Gospel According to Matthew
1.Define the tidings “gospel” and realize the indelicate capacitys in the New Testament that fit in this nature.
2.Identify the structural principles that Matthew uses to arrange the esthetic in his gospel.
3.Identify the “synoptic gospels”, the signification of the tidings, and their intention in the New Testament.
4.Why influence an attendant influence use the literal labels of BCE and CE instead of BC and AD?
5.Identify the hearers for which Matthew is writing his gospel and why this is considerable for the reader to comprehend.
6.Identify, delay a divergent in for each, three training strategies that Jesus uses in Matthew’s Gospel.
7.What is the significance of Jeremiah 31:31-34 to our intelligence of the New Covenant?
8.Define the tidings “epistle” realize its intention in the New Testament
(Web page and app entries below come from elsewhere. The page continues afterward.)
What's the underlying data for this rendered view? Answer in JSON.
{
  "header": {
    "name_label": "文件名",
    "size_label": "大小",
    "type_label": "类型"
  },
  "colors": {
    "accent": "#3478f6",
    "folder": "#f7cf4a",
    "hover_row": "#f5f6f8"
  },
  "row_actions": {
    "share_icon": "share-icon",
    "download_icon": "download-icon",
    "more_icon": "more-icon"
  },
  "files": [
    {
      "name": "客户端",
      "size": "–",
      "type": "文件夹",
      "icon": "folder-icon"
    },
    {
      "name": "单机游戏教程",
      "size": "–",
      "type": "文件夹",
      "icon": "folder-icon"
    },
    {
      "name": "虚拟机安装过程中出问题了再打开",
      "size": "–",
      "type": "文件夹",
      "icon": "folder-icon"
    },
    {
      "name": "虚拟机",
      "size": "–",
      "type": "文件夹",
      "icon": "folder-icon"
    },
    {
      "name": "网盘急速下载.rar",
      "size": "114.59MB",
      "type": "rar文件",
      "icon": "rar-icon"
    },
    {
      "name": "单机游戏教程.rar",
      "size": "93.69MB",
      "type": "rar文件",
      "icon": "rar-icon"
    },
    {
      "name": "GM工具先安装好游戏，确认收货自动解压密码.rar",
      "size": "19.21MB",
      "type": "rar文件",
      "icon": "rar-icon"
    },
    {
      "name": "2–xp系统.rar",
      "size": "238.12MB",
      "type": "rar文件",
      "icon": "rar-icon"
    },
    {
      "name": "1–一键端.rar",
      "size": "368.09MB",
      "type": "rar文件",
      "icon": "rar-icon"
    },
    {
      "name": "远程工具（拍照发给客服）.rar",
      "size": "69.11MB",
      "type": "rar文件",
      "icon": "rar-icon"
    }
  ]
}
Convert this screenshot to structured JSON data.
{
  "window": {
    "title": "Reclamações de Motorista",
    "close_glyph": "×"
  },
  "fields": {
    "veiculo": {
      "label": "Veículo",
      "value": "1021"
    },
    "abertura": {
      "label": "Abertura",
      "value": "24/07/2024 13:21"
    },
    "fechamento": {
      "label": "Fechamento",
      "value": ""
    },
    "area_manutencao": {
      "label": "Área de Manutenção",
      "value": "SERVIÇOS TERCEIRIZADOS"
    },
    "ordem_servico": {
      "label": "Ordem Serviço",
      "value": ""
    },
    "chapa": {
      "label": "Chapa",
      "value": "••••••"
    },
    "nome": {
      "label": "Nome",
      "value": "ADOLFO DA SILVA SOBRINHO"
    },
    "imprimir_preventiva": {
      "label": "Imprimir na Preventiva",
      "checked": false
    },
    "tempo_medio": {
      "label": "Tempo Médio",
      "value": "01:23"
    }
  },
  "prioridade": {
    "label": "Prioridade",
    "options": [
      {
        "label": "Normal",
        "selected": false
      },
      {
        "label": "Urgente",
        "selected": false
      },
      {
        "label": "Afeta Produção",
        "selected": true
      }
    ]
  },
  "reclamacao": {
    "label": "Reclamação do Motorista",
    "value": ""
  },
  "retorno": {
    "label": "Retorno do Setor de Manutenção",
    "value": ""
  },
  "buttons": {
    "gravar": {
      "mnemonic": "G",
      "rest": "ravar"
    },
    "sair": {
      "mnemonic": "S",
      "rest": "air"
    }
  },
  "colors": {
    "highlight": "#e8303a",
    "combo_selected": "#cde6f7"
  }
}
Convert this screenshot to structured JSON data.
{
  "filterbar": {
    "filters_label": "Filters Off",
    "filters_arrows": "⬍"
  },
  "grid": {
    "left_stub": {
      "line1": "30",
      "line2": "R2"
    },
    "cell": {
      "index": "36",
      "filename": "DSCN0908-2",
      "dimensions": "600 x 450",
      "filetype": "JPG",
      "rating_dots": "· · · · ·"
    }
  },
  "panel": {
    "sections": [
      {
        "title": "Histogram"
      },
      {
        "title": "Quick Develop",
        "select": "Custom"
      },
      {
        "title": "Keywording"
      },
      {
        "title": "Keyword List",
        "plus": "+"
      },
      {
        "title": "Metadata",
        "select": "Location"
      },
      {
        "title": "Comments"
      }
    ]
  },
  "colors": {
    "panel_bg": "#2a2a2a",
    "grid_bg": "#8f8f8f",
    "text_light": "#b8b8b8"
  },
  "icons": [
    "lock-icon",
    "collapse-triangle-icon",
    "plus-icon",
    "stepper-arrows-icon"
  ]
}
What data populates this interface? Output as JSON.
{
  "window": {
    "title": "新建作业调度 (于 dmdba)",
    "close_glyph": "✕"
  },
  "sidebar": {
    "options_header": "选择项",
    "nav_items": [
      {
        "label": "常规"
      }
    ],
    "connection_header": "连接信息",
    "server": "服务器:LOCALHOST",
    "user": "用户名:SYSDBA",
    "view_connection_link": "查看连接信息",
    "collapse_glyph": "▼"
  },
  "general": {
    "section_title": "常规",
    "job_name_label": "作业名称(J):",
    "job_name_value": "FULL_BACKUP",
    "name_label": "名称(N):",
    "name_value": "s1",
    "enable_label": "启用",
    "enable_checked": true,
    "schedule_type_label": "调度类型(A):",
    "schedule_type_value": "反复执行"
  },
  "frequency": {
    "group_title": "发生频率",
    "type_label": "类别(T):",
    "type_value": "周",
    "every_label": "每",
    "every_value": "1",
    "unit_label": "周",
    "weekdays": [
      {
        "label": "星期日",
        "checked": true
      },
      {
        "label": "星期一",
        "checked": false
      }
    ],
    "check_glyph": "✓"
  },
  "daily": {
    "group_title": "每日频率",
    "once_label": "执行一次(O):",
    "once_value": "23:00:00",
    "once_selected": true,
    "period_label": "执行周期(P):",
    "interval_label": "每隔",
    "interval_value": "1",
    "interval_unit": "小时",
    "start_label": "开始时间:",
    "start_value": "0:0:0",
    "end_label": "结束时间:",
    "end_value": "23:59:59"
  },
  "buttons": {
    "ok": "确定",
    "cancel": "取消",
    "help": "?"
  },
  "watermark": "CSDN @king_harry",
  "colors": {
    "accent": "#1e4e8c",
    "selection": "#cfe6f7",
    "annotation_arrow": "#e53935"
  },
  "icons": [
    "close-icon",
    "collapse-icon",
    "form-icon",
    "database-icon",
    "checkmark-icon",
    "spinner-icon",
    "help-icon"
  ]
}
9.Who was Tertius and why is he considerable to our intelligence of the mood lower which Paul’s Letter to the Romans was written.
10.Identify the structural principles that Paul uses to arrange the esthetic in his Letter to the Romans.
11.What was the significance of Romans 1:17 to Martin Luther?
12.Identify the three stages to Paul’s rule of soteriology (i.e. atonement)?
13.Identify indelicate defining characteristics of apocalyptic scholarship as they direct to Revelation.
14.Identify the blessings delay which the capacity of Revelation opens.
15. Realize the warnings delay which the capacity of Revelation concludes, and extend reasons why these may own been included.
16.Where was Patmos and what is its significance to our intelligence of the mood lower which the visions in Revelation were current?
17.Who was Domitian and why do we scarcity to comprehend about him when studying Revelation?
18.What does it moderation to overcome Revelation an eschatological capacity?
19.Identify the structural principles that John uses to arrange the esthetic in Revelation?
20.Explain some of the stylistic as well-mannered-mannered as thematic reasons that Revelation is a harmonious seal to the Bible.
21.Comment on the Romans’ perspective on the first-century Christians.